**Exercise instructions**:
Your answer should be every line with the word "arrow", copied from the data below.

**Task input**:
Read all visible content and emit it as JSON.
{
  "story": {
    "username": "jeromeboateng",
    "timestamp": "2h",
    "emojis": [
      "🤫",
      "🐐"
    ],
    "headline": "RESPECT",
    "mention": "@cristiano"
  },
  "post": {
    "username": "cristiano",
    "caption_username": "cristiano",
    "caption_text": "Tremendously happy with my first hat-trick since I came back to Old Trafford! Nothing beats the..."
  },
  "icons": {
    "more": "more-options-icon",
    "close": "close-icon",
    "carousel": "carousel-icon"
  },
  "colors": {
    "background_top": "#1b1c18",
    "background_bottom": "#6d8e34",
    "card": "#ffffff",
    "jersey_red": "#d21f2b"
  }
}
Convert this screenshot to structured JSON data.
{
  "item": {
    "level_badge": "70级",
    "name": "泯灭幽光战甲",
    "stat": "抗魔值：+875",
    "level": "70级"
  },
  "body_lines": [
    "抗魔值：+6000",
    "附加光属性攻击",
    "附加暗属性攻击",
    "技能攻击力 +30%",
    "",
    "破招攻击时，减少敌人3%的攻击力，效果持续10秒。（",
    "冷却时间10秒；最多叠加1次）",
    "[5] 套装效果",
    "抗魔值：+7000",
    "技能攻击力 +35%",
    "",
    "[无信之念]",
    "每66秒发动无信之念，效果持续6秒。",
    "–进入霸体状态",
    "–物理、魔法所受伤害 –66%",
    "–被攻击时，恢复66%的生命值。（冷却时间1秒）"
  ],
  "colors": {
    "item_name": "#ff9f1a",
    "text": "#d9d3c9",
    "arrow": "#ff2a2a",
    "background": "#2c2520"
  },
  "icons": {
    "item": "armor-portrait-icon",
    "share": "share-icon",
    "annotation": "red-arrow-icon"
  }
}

**Answer to this task**:
    "arrow": "#ff2a2a",
    "annotation": "red-arrow-icon"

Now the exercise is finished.